• [WHAT YOU WILL DO]: Below are some entries. Reproduce them word for word.

• [MATERIAL PROVIDED]:
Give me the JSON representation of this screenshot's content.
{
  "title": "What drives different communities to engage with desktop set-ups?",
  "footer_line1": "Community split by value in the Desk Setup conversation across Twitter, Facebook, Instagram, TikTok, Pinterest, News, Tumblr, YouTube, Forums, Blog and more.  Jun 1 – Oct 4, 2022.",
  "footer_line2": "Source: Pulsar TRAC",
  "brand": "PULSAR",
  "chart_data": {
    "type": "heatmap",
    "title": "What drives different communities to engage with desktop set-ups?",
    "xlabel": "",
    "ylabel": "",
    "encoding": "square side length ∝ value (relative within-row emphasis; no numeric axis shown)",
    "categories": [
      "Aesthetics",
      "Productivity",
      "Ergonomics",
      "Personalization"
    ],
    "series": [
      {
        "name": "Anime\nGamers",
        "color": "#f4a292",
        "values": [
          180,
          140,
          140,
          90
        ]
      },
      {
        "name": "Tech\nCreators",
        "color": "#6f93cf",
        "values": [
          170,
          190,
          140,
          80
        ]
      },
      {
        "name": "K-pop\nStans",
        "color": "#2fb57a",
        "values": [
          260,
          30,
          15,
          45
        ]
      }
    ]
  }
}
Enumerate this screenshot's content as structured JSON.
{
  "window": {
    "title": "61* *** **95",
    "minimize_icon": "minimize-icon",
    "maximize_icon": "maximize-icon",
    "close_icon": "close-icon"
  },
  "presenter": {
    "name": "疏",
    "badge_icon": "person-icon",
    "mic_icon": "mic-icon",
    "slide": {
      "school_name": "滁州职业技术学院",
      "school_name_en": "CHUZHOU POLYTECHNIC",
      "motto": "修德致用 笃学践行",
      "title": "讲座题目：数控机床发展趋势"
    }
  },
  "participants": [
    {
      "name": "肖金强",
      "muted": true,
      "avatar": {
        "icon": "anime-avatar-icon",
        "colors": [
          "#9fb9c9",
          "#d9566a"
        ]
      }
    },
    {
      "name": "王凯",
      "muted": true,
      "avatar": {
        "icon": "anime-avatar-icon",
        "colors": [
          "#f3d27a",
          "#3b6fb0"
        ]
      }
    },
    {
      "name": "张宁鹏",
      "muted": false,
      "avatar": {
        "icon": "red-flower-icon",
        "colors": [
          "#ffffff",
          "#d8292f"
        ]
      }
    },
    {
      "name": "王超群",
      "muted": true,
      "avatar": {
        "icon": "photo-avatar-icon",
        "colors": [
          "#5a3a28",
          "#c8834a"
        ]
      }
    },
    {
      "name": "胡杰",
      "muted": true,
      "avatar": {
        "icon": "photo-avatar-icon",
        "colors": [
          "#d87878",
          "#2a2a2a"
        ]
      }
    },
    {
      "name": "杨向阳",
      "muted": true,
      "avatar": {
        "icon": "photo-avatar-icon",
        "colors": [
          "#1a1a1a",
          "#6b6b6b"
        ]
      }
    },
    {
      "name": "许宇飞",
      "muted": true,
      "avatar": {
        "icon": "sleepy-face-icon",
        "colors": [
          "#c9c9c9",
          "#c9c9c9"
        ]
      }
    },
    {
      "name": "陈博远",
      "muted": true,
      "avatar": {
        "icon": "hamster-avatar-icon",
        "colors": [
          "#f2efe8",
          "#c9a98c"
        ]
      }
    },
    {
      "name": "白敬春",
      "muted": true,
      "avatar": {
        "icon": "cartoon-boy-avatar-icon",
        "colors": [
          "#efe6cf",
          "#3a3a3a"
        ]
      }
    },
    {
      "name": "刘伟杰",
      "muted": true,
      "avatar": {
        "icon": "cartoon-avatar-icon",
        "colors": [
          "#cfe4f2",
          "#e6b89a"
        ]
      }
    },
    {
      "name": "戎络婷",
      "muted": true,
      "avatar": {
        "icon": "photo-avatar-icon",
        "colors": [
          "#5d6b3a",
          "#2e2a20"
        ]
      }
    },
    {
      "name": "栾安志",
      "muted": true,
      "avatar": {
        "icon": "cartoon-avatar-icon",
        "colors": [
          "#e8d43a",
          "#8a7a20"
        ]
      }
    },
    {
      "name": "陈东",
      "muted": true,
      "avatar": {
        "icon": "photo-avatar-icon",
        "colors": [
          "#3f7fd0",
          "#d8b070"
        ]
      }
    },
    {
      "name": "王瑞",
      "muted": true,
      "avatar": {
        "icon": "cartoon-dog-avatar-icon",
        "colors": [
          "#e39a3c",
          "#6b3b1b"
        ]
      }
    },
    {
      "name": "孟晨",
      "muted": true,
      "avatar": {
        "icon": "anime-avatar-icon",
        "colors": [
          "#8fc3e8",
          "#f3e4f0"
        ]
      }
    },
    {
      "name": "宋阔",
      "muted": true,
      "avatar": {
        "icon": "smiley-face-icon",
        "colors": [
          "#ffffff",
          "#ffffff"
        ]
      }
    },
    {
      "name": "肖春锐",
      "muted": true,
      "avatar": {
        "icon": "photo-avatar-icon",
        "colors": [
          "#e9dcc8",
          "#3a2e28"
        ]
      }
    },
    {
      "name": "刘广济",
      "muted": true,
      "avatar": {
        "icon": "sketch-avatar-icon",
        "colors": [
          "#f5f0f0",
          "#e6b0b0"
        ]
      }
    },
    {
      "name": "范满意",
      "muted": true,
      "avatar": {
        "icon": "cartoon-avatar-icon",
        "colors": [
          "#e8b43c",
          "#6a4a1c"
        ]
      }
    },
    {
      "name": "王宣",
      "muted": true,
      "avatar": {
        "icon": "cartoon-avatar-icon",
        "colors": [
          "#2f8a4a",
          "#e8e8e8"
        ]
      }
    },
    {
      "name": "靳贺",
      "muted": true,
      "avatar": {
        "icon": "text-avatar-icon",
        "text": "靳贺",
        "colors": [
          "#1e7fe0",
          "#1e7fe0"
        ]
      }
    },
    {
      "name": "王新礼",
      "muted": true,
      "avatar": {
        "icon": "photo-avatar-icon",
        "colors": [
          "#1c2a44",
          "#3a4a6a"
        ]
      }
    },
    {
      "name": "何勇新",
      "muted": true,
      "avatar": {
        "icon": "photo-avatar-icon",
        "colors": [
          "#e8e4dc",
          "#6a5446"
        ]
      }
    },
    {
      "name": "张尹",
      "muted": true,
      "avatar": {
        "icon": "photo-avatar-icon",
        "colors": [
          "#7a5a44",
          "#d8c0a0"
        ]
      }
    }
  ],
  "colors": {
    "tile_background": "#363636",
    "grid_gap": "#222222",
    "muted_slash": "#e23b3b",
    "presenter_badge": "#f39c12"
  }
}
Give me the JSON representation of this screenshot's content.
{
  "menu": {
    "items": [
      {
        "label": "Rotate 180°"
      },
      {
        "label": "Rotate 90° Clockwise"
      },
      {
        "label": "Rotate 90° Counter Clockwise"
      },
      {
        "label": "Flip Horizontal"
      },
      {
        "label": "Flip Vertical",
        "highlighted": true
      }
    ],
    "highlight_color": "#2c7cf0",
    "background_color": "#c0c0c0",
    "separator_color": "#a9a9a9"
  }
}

• [EXERCISE ANSWER]:
Give me the JSON representation of this screenshot's content.
{
  "title": "What drives different communities to engage with desktop set-ups?",
  "footer_line1": "Community split by value in the Desk Setup conversation across Twitter, Facebook, Instagram, TikTok, Pinterest, News, Tumblr, YouTube, Forums, Blog and more.  Jun 1 – Oct 4, 2022.",
  "footer_line2": "Source: Pulsar TRAC",
  "brand": "PULSAR",
  "chart_data": {
    "type": "heatmap",
    "title": "What drives different communities to engage with desktop set-ups?",
    "xlabel": "",
    "ylabel": "",
    "encoding": "square side length ∝ value (relative within-row emphasis; no numeric axis shown)",
    "categories": [
      "Aesthetics",
      "Productivity",
      "Ergonomics",
      "Personalization"
    ],
    "series": [
      {
        "name": "Anime\nGamers",
        "color": "#f4a292",
        "values": [
          180,
          140,
          140,
          90
        ]
      },
      {
        "name": "Tech\nCreators",
        "color": "#6f93cf",
        "values": [
          170,
          190,
          140,
          80
        ]
      },
      {
        "name": "K-pop\nStans",
        "color": "#2fb57a",
        "values": [
          260,
          30,
          15,
          45
        ]
      }
    ]
  }
}
Enumerate this screenshot's content as structured JSON.
{
  "window": {
    "title": "61* *** **95",
    "minimize_icon": "minimize-icon",
    "maximize_icon": "maximize-icon",
    "close_icon": "close-icon"
  },
  "presenter": {
    "name": "疏",
    "badge_icon": "person-icon",
    "mic_icon": "mic-icon",
    "slide": {
      "school_name": "滁州职业技术学院",
      "school_name_en": "CHUZHOU POLYTECHNIC",
      "motto": "修德致用 笃学践行",
      "title": "讲座题目：数控机床发展趋势"
    }
  },
  "participants": [
    {
      "name": "肖金强",
      "muted": true,
      "avatar": {
        "icon": "anime-avatar-icon",
        "colors": [
          "#9fb9c9",
          "#d9566a"
        ]
      }
    },
    {
      "name": "王凯",
      "muted": true,
      "avatar": {
        "icon": "anime-avatar-icon",
        "colors": [
          "#f3d27a",
          "#3b6fb0"
        ]
      }
    },
    {
      "name": "张宁鹏",
      "muted": false,
      "avatar": {
        "icon": "red-flower-icon",
        "colors": [
          "#ffffff",
          "#d8292f"
        ]
      }
    },
    {
      "name": "王超群",
      "muted": true,
      "avatar": {
        "icon": "photo-avatar-icon",
        "colors": [
          "#5a3a28",
          "#c8834a"
        ]
      }
    },
    {
      "name": "胡杰",
      "muted": true,
      "avatar": {
        "icon": "photo-avatar-icon",
        "colors": [
          "#d87878",
          "#2a2a2a"
        ]
      }
    },
    {
      "name": "杨向阳",
      "muted": true,
      "avatar": {
        "icon": "photo-avatar-icon",
        "colors": [
          "#1a1a1a",
          "#6b6b6b"
        ]
      }
    },
    {
      "name": "许宇飞",
      "muted": true,
      "avatar": {
        "icon": "sleepy-face-icon",
        "colors": [
          "#c9c9c9",
          "#c9c9c9"
        ]
      }
    },
    {
      "name": "陈博远",
      "muted": true,
      "avatar": {
        "icon": "hamster-avatar-icon",
        "colors": [
          "#f2efe8",
          "#c9a98c"
        ]
      }
    },
    {
      "name": "白敬春",
      "muted": true,
      "avatar": {
        "icon": "cartoon-boy-avatar-icon",
        "colors": [
          "#efe6cf",
          "#3a3a3a"
        ]
      }
    },
    {
      "name": "刘伟杰",
      "muted": true,
      "avatar": {
        "icon": "cartoon-avatar-icon",
        "colors": [
          "#cfe4f2",
          "#e6b89a"
        ]
      }
    },
    {
      "name": "戎络婷",
      "muted": true,
      "avatar": {
        "icon": "photo-avatar-icon",
        "colors": [
          "#5d6b3a",
          "#2e2a20"
        ]
      }
    },
    {
      "name": "栾安志",
      "muted": true,
      "avatar": {
        "icon": "cartoon-avatar-icon",
        "colors": [
          "#e8d43a",
          "#8a7a20"
        ]
      }
    },
    {
      "name": "陈东",
      "muted": true,
      "avatar": {
        "icon": "photo-avatar-icon",
        "colors": [
          "#3f7fd0",
          "#d8b070"
        ]
      }
    },
    {
      "name": "王瑞",
      "muted": true,
      "avatar": {
        "icon": "cartoon-dog-avatar-icon",
        "colors": [
          "#e39a3c",
          "#6b3b1b"
        ]
      }
    },
    {
      "name": "孟晨",
      "muted": true,
      "avatar": {
        "icon": "anime-avatar-icon",
        "colors": [
          "#8fc3e8",
          "#f3e4f0"
        ]
      }
    },
    {
      "name": "宋阔",
      "muted": true,
      "avatar": {
        "icon": "smiley-face-icon",
        "colors": [
          "#ffffff",
          "#ffffff"
        ]
      }
    },
    {
      "name": "肖春锐",
      "muted": true,
      "avatar": {
        "icon": "photo-avatar-icon",
        "colors": [
          "#e9dcc8",
          "#3a2e28"
        ]
      }
    },
    {
      "name": "刘广济",
      "muted": true,
      "avatar": {
        "icon": "sketch-avatar-icon",
        "colors": [
          "#f5f0f0",
          "#e6b0b0"
        ]
      }
    },
    {
      "name": "范满意",
      "muted": true,
      "avatar": {
        "icon": "cartoon-avatar-icon",
        "colors": [
          "#e8b43c",
          "#6a4a1c"
        ]
      }
    },
    {
      "name": "王宣",
      "muted": true,
      "avatar": {
        "icon": "cartoon-avatar-icon",
        "colors": [
          "#2f8a4a",
          "#e8e8e8"
        ]
      }
    },
    {
      "name": "靳贺",
      "muted": true,
      "avatar": {
        "icon": "text-avatar-icon",
        "text": "靳贺",
        "colors": [
          "#1e7fe0",
          "#1e7fe0"
        ]
      }
    },
    {
      "name": "王新礼",
      "muted": true,
      "avatar": {
        "icon": "photo-avatar-icon",
        "colors": [
          "#1c2a44",
          "#3a4a6a"
        ]
      }
    },
    {
      "name": "何勇新",
      "muted": true,
      "avatar": {
        "icon": "photo-avatar-icon",
        "colors": [
          "#e8e4dc",
          "#6a5446"
        ]
      }
    },
    {
      "name": "张尹",
      "muted": true,
      "avatar": {
        "icon": "photo-avatar-icon",
        "colors": [
          "#7a5a44",
          "#d8c0a0"
        ]
      }
    }
  ],
  "colors": {
    "tile_background": "#363636",
    "grid_gap": "#222222",
    "muted_slash": "#e23b3b",
    "presenter_badge": "#f39c12"
  }
}
Give me the JSON representation of this screenshot's content.
{
  "menu": {
    "items": [
      {
        "label": "Rotate 180°"
      },
      {
        "label": "Rotate 90° Clockwise"
      },
      {
        "label": "Rotate 90° Counter Clockwise"
      },
      {
        "label": "Flip Horizontal"
      },
      {
        "label": "Flip Vertical",
        "highlighted": true
      }
    ],
    "highlight_color": "#2c7cf0",
    "background_color": "#c0c0c0",
    "separator_color": "#a9a9a9"
  }
}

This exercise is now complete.